With that said, McDonald’s is always okay as an occasional treat. Heck, even Kim Kardashian West gets ice cream as her McDonald’s breakfast [15]. McDonald’s is an institution in the United States. Just like alcohol, be sure to enjoy your McDonald’s meals responsibly!

Thryve Probiotics Gut Health

Resources

[1] “McDonald’s Menu: Our Full McDonald’s Food Menu: McDonald’s.” McDonald’s Menu: Our Full McDonald’s Food Menu | McDonald’s, 2020, www.mcdonalds.com/us/en-us/full-menu.html.

[2] Stossel, John. “’Super Size Me’ Carries Weight With Critics.” ABC News, ABC News Network, 6 Jan. 2006, abcnews.go.com/2020/Oscars2005/story?id=124265.

[3] Kaufman, Gil. “You Could Totally Lose Weight On The McDonald’s Diet, But It Wouldn’t Be Pretty.” MTV News, 23 Oct. 2015, www.mtv.com/news/2353851/mcdonalds-diet-nutrition-schools-cisna/.

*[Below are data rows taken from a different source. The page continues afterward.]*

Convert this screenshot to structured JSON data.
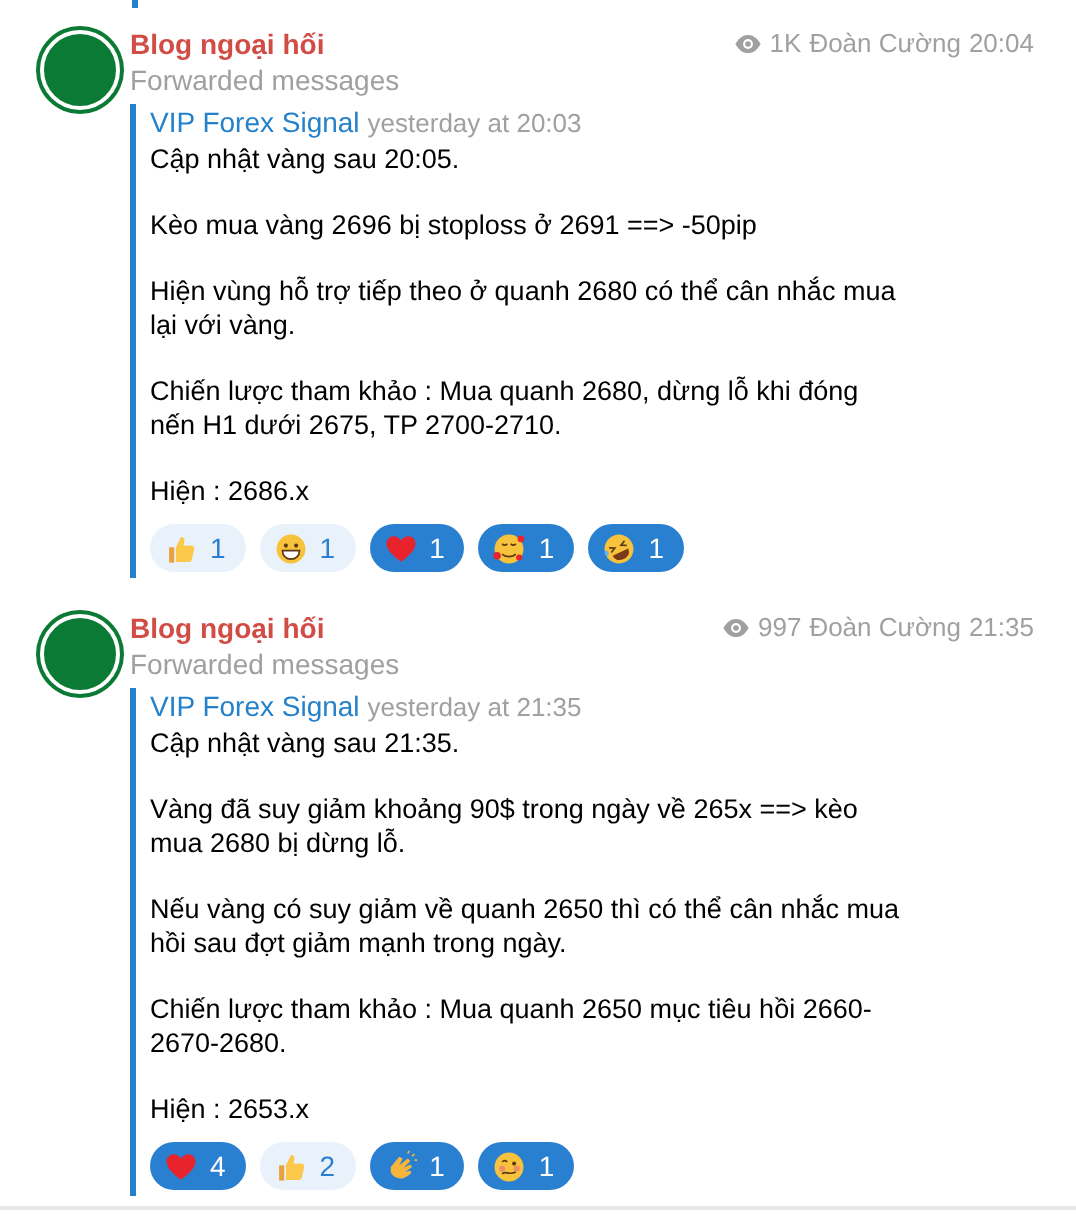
{
  "messages": [
    {
      "channel": "Blog ngoại hối",
      "subtitle": "Forwarded messages",
      "views": "1K",
      "author": "Đoàn Cường",
      "time": "20:04",
      "forward": {
        "source": "VIP Forex Signal",
        "time": "yesterday at 20:03",
        "paragraphs": [
          "Cập nhật vàng sau 20:05.",
          "Kèo mua vàng 2696 bị stoploss ở 2691 ==> -50pip",
          "Hiện vùng hỗ trợ tiếp theo ở quanh 2680 có thể cân nhắc mua lại với vàng.",
          "Chiến lược tham khảo : Mua quanh 2680, dừng lỗ khi đóng nến H1 dưới 2675, TP 2700-2710.",
          "Hiện : 2686.x"
        ]
      },
      "reactions": [
        {
          "kind": "thumbs_up",
          "count": "1",
          "selected": false
        },
        {
          "kind": "grin",
          "count": "1",
          "selected": false
        },
        {
          "kind": "heart",
          "count": "1",
          "selected": true
        },
        {
          "kind": "hearts_face",
          "count": "1",
          "selected": true
        },
        {
          "kind": "laugh",
          "count": "1",
          "selected": true
        }
      ]
    },
    {
      "channel": "Blog ngoại hối",
      "subtitle": "Forwarded messages",
      "views": "997",
      "author": "Đoàn Cường",
      "time": "21:35",
      "forward": {
        "source": "VIP Forex Signal",
        "time": "yesterday at 21:35",
        "paragraphs": [
          "Cập nhật vàng sau 21:35.",
          "Vàng đã suy giảm khoảng 90$ trong ngày về 265x ==> kèo mua 2680 bị dừng lỗ.",
          "Nếu vàng có suy giảm về quanh 2650 thì có thể cân nhắc mua hồi sau đợt giảm mạnh trong ngày.",
          "Chiến lược tham khảo : Mua quanh 2650 mục tiêu hồi 2660-2670-2680.",
          "Hiện : 2653.x"
        ]
      },
      "reactions": [
        {
          "kind": "heart",
          "count": "4",
          "selected": true
        },
        {
          "kind": "thumbs_up",
          "count": "2",
          "selected": false
        },
        {
          "kind": "clap",
          "count": "1",
          "selected": true
        },
        {
          "kind": "woozy",
          "count": "1",
          "selected": true
        }
      ]
    }
  ]
}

[4] Feltman, Rachel. “The Gut’s Microbiome Changes Rapidly with Diet.” Scientific American, Scientific American, 14 Dec. 2013, www.scientificamerican.com/article/the-guts-microbiome-changes-diet/.

[5] Pepys, Sammy. Fat Is My Friend . 2QT Publishing, 2016, Google Books, books.google.com/books?id=igzXCwAAQBAJ&pg.

[6] Gharavi, Negar, et al. “Chemoprotective and Carcinogenic Effects of Tert-Butylhydroquinone and Its Metabolites.” Current Drug Metabolism, U.S. National Library of Medicine, Jan. 2007, www.ncbi.nlm.nih.gov/pubmed/17266519.

[7] Peters, Melanie M.C.G., and Maria I. Rivera. “Glutathione Conjugates of Tert-.Butyl-Hydroquinone, a Metabolite of the Urinary Tract Tumor Promoter 3-Tert-.Butyl-Hydroxyanisole, Are Toxic to Kidney and Bladder.” Cancer Research, 56, 1006-101 1, March 1, 1996, 1 Mar. 1996, cancerres.aacrjournals.org/content/canres/56/5/1006.full.pdf.

[8] “CFR – Code of Federal Regulations Title 21.” Accessdata.fda.gov, 1 Apr. 2019, www.accessdata.fda.gov/scripts/cdrh/cfdocs/cfCFR/CFRSearch.cfm?fr=172.185.

[9] “Palm Oil.” McDonald’s, 31 Mar. 2020, corporate.mcdonalds.com/corpmcd/scale-for-good/our-food/palm-oil.html.

[10] Castaner, O., Goday, A., Park, Y. M., Lee, S. H., Magkos, F., Shiow, S., & Schröder, H. (2018). The Gut Microbiome Profile in Obesity: A Systematic Review. International journal of endocrinology2018, 4095789. https://doi.org/10.1155/2018/4095789.

[11] Koliada, A., Syzenko, G., Moseiko, V., Budovska, L., Puchkov, K., Perederiy, V., Gavalko, Y., Dorofeyev, A., Romanenko, M., Tkach, S., Sineok, L., Lushchak, O., & Vaiserman, A. (2017). Association between body mass index and Firmicutes/Bacteroidetes ratio in an adult Ukrainian population. BMC microbiology17(1), 120. https://doi.org/10.1186/s12866-017-1027-1.

[12] Wexler, Hannah M. “Bacteroides: the Good, the Bad, and the Nitty-Gritty.” Clinical Microbiology Reviews, American Society for Microbiology Journals, 1 Oct. 2007, cmr.asm.org/content/20/4/593.

[13] Tillisch, Kirsten, et al. “Brain Structure and Response to Emotional Stimuli as Related to Gut Microbial Profiles in Healthy Women.” Psychosomatic Medicine, U.S. National Library of Medicine, Oct. 2017, www.ncbi.nlm.nih.gov/pubmed/28661940.

[14] Almendrala, Anna. “The ‘McDiet’ Helped One Science Teacher Lose Weight — But Is It Actually Healthy?” HuffPost, HuffPost, 7 Dec. 2017, www.huffpost.com/entry/mcdonalds-diet_n_4557698.

[15] Williams, Bre. “Kim Kardashian West’s McDonald’s Order Has the Internet Divided-Here’s Why.” Showbiz Cheat Sheet, 4 Feb. 2020, www.cheatsheet.com/entertainment/kim-kardashian-wests-mcdonalds-order-has-the-internet-divided-heres-why.html/.